The “moral” of the joke, which begins with how two of the richest men on our planet, Bill Gates and Jeff Bezos are now divorced, is that men shouldn’t “earn so much money that the wife finds divorce alimony more appealing than the husband. Keep spending money on yourself.”

The only part one can approve of  is the last line. Men should spend more money on themselves. Men are brought up to be breadwinners and financial planners. Society tells them that their responsibility is to provide for their family and to spend their money on themselves is selfish. As a result of which we see so many dads who see every purchase on basis of its utility for the whole family. Spending on self is splurging that is seldom allowed and often comes riddled with guilt. But everyone deserves a little pampering. So yes, keep spending money on yourself.

However, this one line isn’t good enough to take our attention away from the problematic portrayal of wives reflected in this tweet, that is so commonplace among men globally. Why is it that alimony is seen as unfair and wives who demand it are painted as freeloaders? It is because we still see building of wealth as a pay cheque exercise. By this logic, many people believe that it is unjust to ask any man to part a considerable amount of his hard-earned money in the name of alimony.

But is building wealth all about earning money? What about the endless hours of work women put into performing unpaid chores like household work and caring for their wards? What about the money homemakers save for their household every month with their monthly budget and planning, spreading out the family’s combined earning to last through the month and even try to save some?

Additionally, so many women sacrifice their careers to support the dreams of their husbands, picking up their load of household duties, or even supporting them financially during the initial days of their careers? If Melinda French Gates or MacKenzie Scott had worked for the business empires their husbands created in an unofficial capacity, then are they wrong in asking for their share of wealth? When these ambitious men achieve success, should their wives have no claim in it? How should a woman fend for herself, if she put herself and her financial security last for most of her marital life, when her marriage doesn’t work out?

If Melinda French Gates or MacKenzie Scott had worked for the business empires their husbands created in unofficial capacity, then are they wrong in asking for their share of wealth?

Sadly, the conversation around alimony among people like the said industrialist, isn’t focused on ensuring financial independence of women or on our understanding of wealth creation. It is limited to cracking sexist jokes that paint women in poor light.

These jokes are everywhere, you’ll find them on family WhatsApp groups, locker rooms, social media, garden parties, bars and every other place in between. People who conform to such mindset laugh at them as if they haven’t heard anything funnier. What do the rest of us do? We scroll past and pretend we didn’t read or hear it. Why? Because people cracking them are way up in the hierarchy and we dare not call them out, without either incurring troll brigades, or worse, family spats.
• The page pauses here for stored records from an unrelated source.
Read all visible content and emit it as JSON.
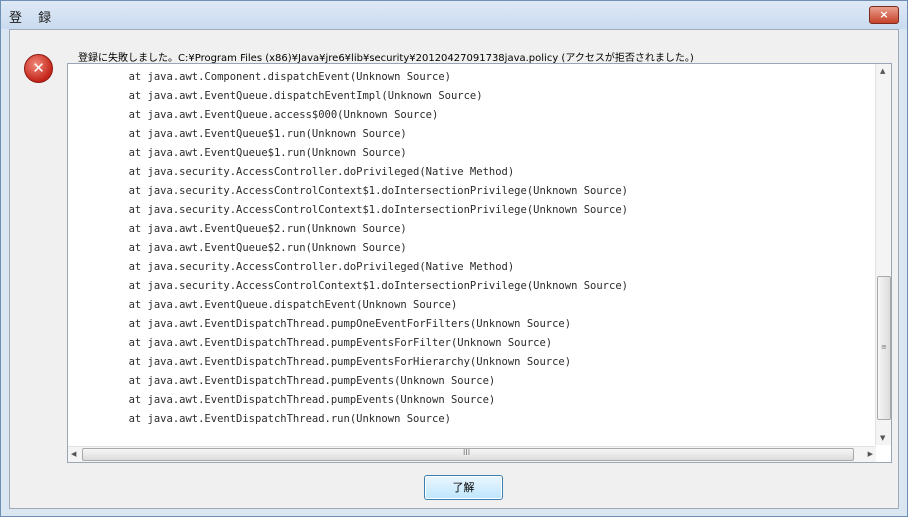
{
  "dialog": {
    "title": "登 録",
    "close_label": "×",
    "message": "登録に失敗しました。C:¥Program Files (x86)¥Java¥jre6¥lib¥security¥20120427091738java.policy (アクセスが拒否されました。)",
    "ok_label": "了解",
    "error_icon": "error-icon"
  },
  "trace_lines": [
    "at java.awt.Component.dispatchEvent(Unknown Source)",
    "at java.awt.EventQueue.dispatchEventImpl(Unknown Source)",
    "at java.awt.EventQueue.access$000(Unknown Source)",
    "at java.awt.EventQueue$1.run(Unknown Source)",
    "at java.awt.EventQueue$1.run(Unknown Source)",
    "at java.security.AccessController.doPrivileged(Native Method)",
    "at java.security.AccessControlContext$1.doIntersectionPrivilege(Unknown Source)",
    "at java.security.AccessControlContext$1.doIntersectionPrivilege(Unknown Source)",
    "at java.awt.EventQueue$2.run(Unknown Source)",
    "at java.awt.EventQueue$2.run(Unknown Source)",
    "at java.security.AccessController.doPrivileged(Native Method)",
    "at java.security.AccessControlContext$1.doIntersectionPrivilege(Unknown Source)",
    "at java.awt.EventQueue.dispatchEvent(Unknown Source)",
    "at java.awt.EventDispatchThread.pumpOneEventForFilters(Unknown Source)",
    "at java.awt.EventDispatchThread.pumpEventsForFilter(Unknown Source)",
    "at java.awt.EventDispatchThread.pumpEventsForHierarchy(Unknown Source)",
    "at java.awt.EventDispatchThread.pumpEvents(Unknown Source)",
    "at java.awt.EventDispatchThread.pumpEvents(Unknown Source)",
    "at java.awt.EventDispatchThread.run(Unknown Source)"
  ],
  "scrollbars": {
    "hscroll_grip": "III",
    "vscroll_grip": "≡"
  },
  "colors": {
    "title_bar": "#c9dbef",
    "close_button": "#c7412a",
    "error_icon": "#c4241a",
    "ok_button": "#bee6fd"
  }
}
It is difficult to call out a politician or an influential online personality on Twitter as much as it is to take a stand against a misogynist uncle who has a lot to say when it comes to how women should lead their lives and what rights do they deserve. But by not taking a stand, we let such people sugarcoat a bitter mindset that is passed on from generation to generation. This mindset keeps us from seeing why financial equality is imperative in marriages from day one.

So while it is difficult to stand up, we can start by asking these questions and force our elders and influencers to rethink their sexist and seemingly harmless WhatsApp forwards and tweet.

The views expressed are the author’s own.